Brother Theodore was the other side of the coin of Don Novello’s character Father Guido Sarducci.
And it looks like @fergsboy beat me to it. I best remember him as Gollum.
Gollem was going to be my comment as well. The Rankin-Bass version of The Hobbit is well worth seeing if you’re a Tolkien fan; it’s a lot more faithful to the book than the Jackson movies.
Amazon Prime video not available in Canada.
I remember reading a brief but tantalizing article on Brother Theodore from an early 80’s issue of Fangoria magazine, but never saw anything else about him until recently on the internet. The article was on one of the magazine’s black-and-white pages (only parts of the magazine were in color then), with a sequence of captioned photos of him going on about worms feasting on us all eventually, or something cheery like that! And he looked like a total maniac of course. I will definitely look up this documentary, thanks! This kind of thing is why I love BoingBoing!
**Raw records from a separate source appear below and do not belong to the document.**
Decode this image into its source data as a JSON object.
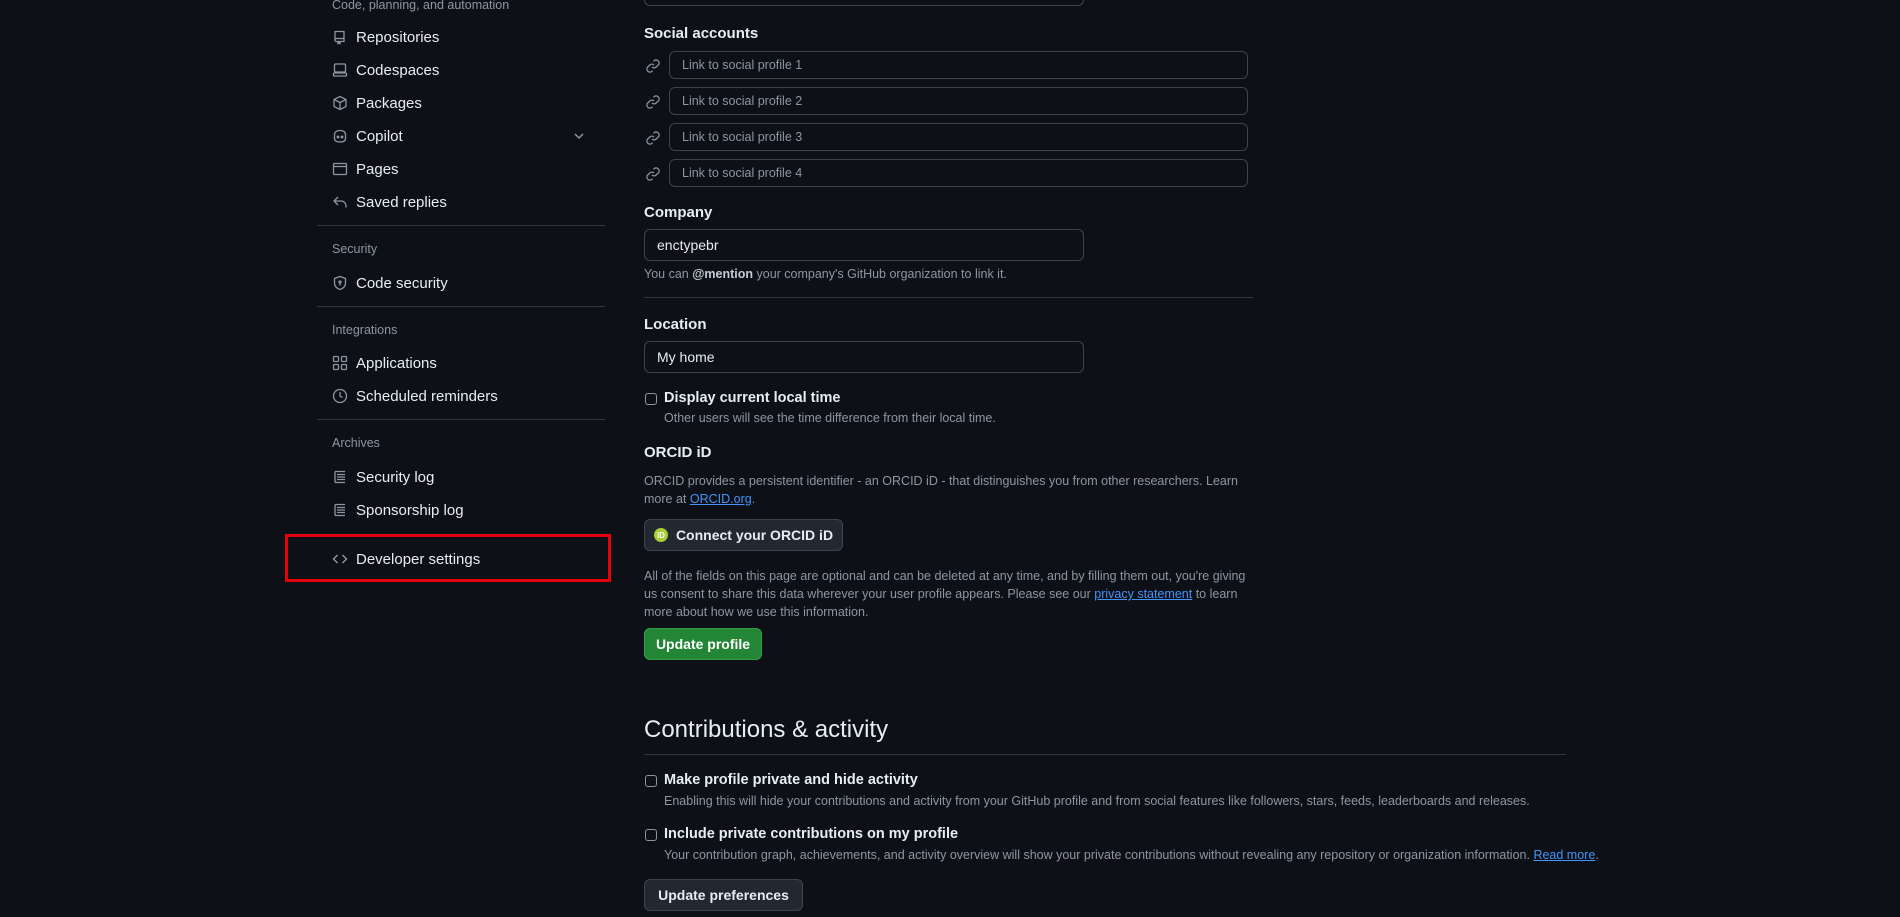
{
  "sidebar": {
    "group_code": "Code, planning, and automation",
    "items_code": [
      {
        "label": "Repositories",
        "icon": "repo-icon"
      },
      {
        "label": "Codespaces",
        "icon": "codespaces-icon"
      },
      {
        "label": "Packages",
        "icon": "package-icon"
      },
      {
        "label": "Copilot",
        "icon": "copilot-icon"
      },
      {
        "label": "Pages",
        "icon": "browser-icon"
      },
      {
        "label": "Saved replies",
        "icon": "reply-icon"
      }
    ],
    "group_security": "Security",
    "item_code_security": "Code security",
    "group_integrations": "Integrations",
    "item_applications": "Applications",
    "item_scheduled_reminders": "Scheduled reminders",
    "group_archives": "Archives",
    "item_security_log": "Security log",
    "item_sponsorship_log": "Sponsorship log",
    "item_developer_settings": "Developer settings"
  },
  "profile": {
    "social_heading": "Social accounts",
    "social_placeholders": [
      "Link to social profile 1",
      "Link to social profile 2",
      "Link to social profile 3",
      "Link to social profile 4"
    ],
    "company_heading": "Company",
    "company_value": "enctypebr",
    "company_note_prefix": "You can ",
    "company_note_mention": "@mention",
    "company_note_suffix": " your company's GitHub organization to link it.",
    "location_heading": "Location",
    "location_value": "My home",
    "local_time_label": "Display current local time",
    "local_time_note": "Other users will see the time difference from their local time.",
    "orcid_heading": "ORCID iD",
    "orcid_text": "ORCID provides a persistent identifier - an ORCID iD - that distinguishes you from other researchers. Learn more at",
    "orcid_link": "ORCID.org",
    "orcid_period": ".",
    "orcid_button": "Connect your ORCID iD",
    "orcid_badge": "iD",
    "privacy_text_1": "All of the fields on this page are optional and can be deleted at any time, and by filling them out, you're giving us consent to share this data wherever your user profile appears. Please see our ",
    "privacy_link": "privacy statement",
    "privacy_text_2": " to learn more about how we use this information.",
    "update_profile_button": "Update profile"
  },
  "contributions": {
    "heading": "Contributions & activity",
    "private_label": "Make profile private and hide activity",
    "private_note": "Enabling this will hide your contributions and activity from your GitHub profile and from social features like followers, stars, feeds, leaderboards and releases.",
    "include_label": "Include private contributions on my profile",
    "include_note": "Your contribution graph, achievements, and activity overview will show your private contributions without revealing any repository or organization information.",
    "include_link": "Read more",
    "include_period": ".",
    "update_button": "Update preferences"
  },
  "colors": {
    "background": "#0d1117",
    "primary_button": "#238636",
    "highlight_box": "#e5000b",
    "link": "#4493f8"
  }
}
And speaking of Fangoria, here he is narrating the trailer for House by the Cemetery.
Perhaps a wee bit bloody
My favorite quite of his is as misunderstood as Bukowski’s famous “don’t try” epitaph: “as long as there is death, there is hope!”
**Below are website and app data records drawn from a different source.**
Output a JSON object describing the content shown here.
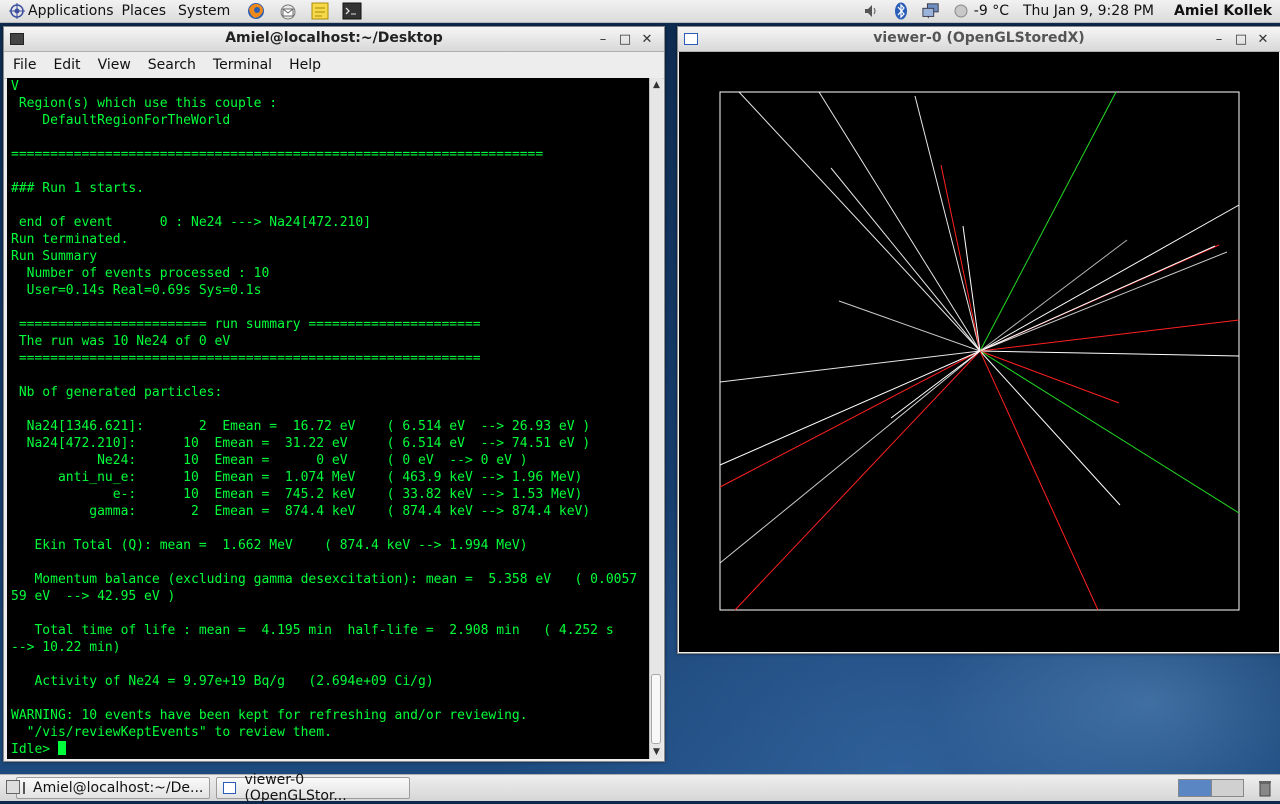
{
  "top_panel": {
    "menus": [
      "Applications",
      "Places",
      "System"
    ],
    "launchers": [
      "firefox-icon",
      "email-icon",
      "notes-icon",
      "terminal-icon"
    ],
    "tray": [
      "volume-icon",
      "bluetooth-icon",
      "network-icon"
    ],
    "weather": "-9 °C",
    "clock": "Thu Jan  9,  9:28 PM",
    "user": "Amiel Kollek"
  },
  "terminal": {
    "title": "Amiel@localhost:~/Desktop",
    "menu": [
      "File",
      "Edit",
      "View",
      "Search",
      "Terminal",
      "Help"
    ],
    "lines": [
      "V",
      " Region(s) which use this couple : ",
      "    DefaultRegionForTheWorld",
      "",
      "====================================================================",
      "",
      "### Run 1 starts.",
      "",
      " end of event      0 : Ne24 ---> Na24[472.210]",
      "Run terminated.",
      "Run Summary",
      "  Number of events processed : 10",
      "  User=0.14s Real=0.69s Sys=0.1s",
      "",
      " ======================== run summary ======================",
      " The run was 10 Ne24 of 0 eV",
      " ===========================================================",
      "",
      " Nb of generated particles: ",
      "",
      "  Na24[1346.621]:       2  Emean =  16.72 eV    ( 6.514 eV  --> 26.93 eV )",
      "  Na24[472.210]:      10  Emean =  31.22 eV     ( 6.514 eV  --> 74.51 eV )",
      "           Ne24:      10  Emean =      0 eV     ( 0 eV  --> 0 eV )",
      "      anti_nu_e:      10  Emean =  1.074 MeV    ( 463.9 keV --> 1.96 MeV)",
      "             e-:      10  Emean =  745.2 keV    ( 33.82 keV --> 1.53 MeV)",
      "          gamma:       2  Emean =  874.4 keV    ( 874.4 keV --> 874.4 keV)",
      "",
      "   Ekin Total (Q): mean =  1.662 MeV    ( 874.4 keV --> 1.994 MeV)",
      "",
      "   Momentum balance (excluding gamma desexcitation): mean =  5.358 eV   ( 0.0057",
      "59 eV  --> 42.95 eV )",
      "",
      "   Total time of life : mean =  4.195 min  half-life =  2.908 min   ( 4.252 s",
      "--> 10.22 min)",
      "",
      "   Activity of Ne24 = 9.97e+19 Bq/g   (2.694e+09 Ci/g)",
      "",
      "WARNING: 10 events have been kept for refreshing and/or reviewing.",
      "  \"/vis/reviewKeptEvents\" to review them.",
      "Idle> "
    ]
  },
  "viewer": {
    "title": "viewer-0 (OpenGLStoredX)",
    "track_colors": {
      "charged_negative": "#ff2020",
      "neutral": "#22dd22",
      "other": "#ffffff"
    }
  },
  "taskbar": {
    "tasks": [
      "Amiel@localhost:~/De...",
      "viewer-0 (OpenGLStor..."
    ]
  }
}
I used to think of the two as simply funny nonsequiturs, but there’s quite an awful lot of wisdom in both.
And it has the advantage of being a reasonable length.
Yeah, if anything, it could have used another 10 minutes of runtime, and included Beorn.
The deluxe illustrated edition that accompanied the release of the Rankin-Bass Hobbit had additional illustrations to cover the parts of the story that didn’t appear in the movie, including this one of Beorn (by none other than now-acclaimed fantasy artist Charles Vess).
I was given my copy for my 10th birthday in '79. Still have it. The are pages falling out, but it’s still one of my most prized books.
I was a huge Tolkien nerd when it came out (full disclosure: I still am), and girded my loins to pay the 30 bucks for it, which doesn’t seem like a lot now, but was certainly the most that 17-year-old me had ever spent on a book.
I wholeheartedly agree. The Rankin-Bass hobbit cartoon is what led me to Tolkien’s books at a young-ish age and ultimately led me to becoming a writer. I’ve been meaning to track down a copy of it to watch again.
This topic was automatically closed after 5 days. New replies are no longer allowed.